The iPhone Takes On India’s Burgeoning Market
Apple will start building iPhones in India this month, according to India’s Karnataka state information and technology minister, Priyank Kharge. Manufacture and assembly of iPhones will start in India’s answer to Silicon Valley, the prosperous state of Bangalore, or Bengaluru, as it is officially known in India. Partnering with Taiwanese contract manufacturer Wistron, the Cupertino, California-based company will start manufacturing iPhone 6 and iPhone 6s models immediately, and the iPhone SE within three months.
Kharge said the iPhones will be for the domestic market and will foster ‘cutting-edge technology’ in the region. Apple, which reportedly negotiated hard with the Indian government on tax exemptions and other incentives, has reportedly not been able to clear all of their demands. According to Investopedia, the Indian government balked at the expedited customs clearance of only 30 minutes and the reduction of import duties. Demands that China, which has a customs clearing facility right outside of a manufacturing plant, has delivered on.
Indian market potential
Whilst iPhone prices have, in the past, been much too high for the average Indian consumer, who favor cheaper competitors using Google’s Android mobile operating system, the 1.3 billion population makes the country one of Apple’s most important long-term growth markets. Apple CEO Tim Cook, said Apple intends to invest significantly in the country and as Phones assembled in Indian factories will not be subjected to heavy import costs, the phones will become a lot cheaper.
IT minister Kharge said the phones assembled in the Bangalore factory would be up to 16% cheaper. By assembling the phones inside India, he explained, the company will not have to pay the import tax which comes from units manufactured and assembled outside of India. That saving will be passed on to the customer and will help Apple gain a foothold in the largest growing smartphone market in the world.
Revenue loss in China
Apple branching into India comes at a much needed time, as Apple suffered its first ever decline in its share of China’s smartphone market last year. In 2015, Apple held 13.6% of the market share in China, whilst in 2016, they dropped to 9.6%. Apple is losing ground to the three top selling Chinese vendors Oppo, Huawei and Vivo, which accounted for nearly half the domestic smartphone market in China in 2016. China’s overall smartphone market grew by 8.7% showing a new trend in China to accept local vendors, as product features and marketing efforts improve.
China is not the only place where Apple is losing out, however. According to the Guardian, Apple sold $215.6 billion worth of products in the year to 24 September 2016, which was an 8% decrease from the previous year. Apple’s profits also slipped to $45.7 billion, a 14% decrease. The fall in sales, the news outlet states, was mostly down to declining sales of the iPhone, Apple’s most important product, accounting for two thirds of all its sales. The loss in sales has left some analysists saying Apple has hit its peak, with almost everyone who wants or can afford an iPhone, already in possession of one.

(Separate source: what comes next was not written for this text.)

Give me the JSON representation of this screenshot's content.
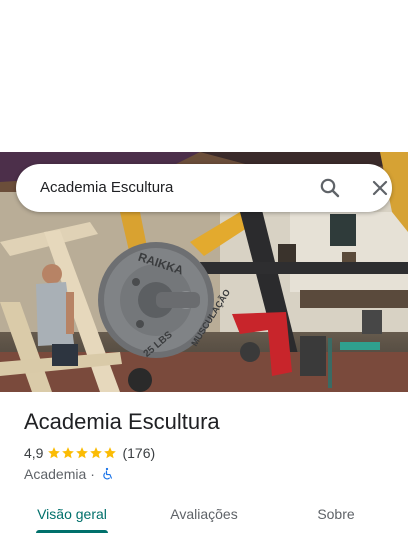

Will India save Apple?
Although Cook seems positive about the move to India, not everyone maintains the same attitude. According to UK Business Insider, India is not the next China and the smartphone market is not mature enough to make a difference to Apples waning sales. Counterpoint research director, Neil Shah, said 250 million phones are sold in India every year, but only 125 million are smartphones, with an average selling point to $125. That would mean a possible 8 to 10 million sales a year, a drop in the ocean compared to the 60 million smartphones Apple sells in China per year. Shah maintains that Indians will not pay up to $600 for an iPhone.
Smartphone use in India is on the rise, however, with an estimated 400 million smartphone users in India by 2018, Shah said. Apple stands a better chance in the years ahead, but only if it lies the groundwork now, perhaps by releasing budget phones first. Apple’s CEO is in a different mindset, however, as in April, last year, he said India is where China was seven to ten years ago and from that point of view it is a really great opportunity.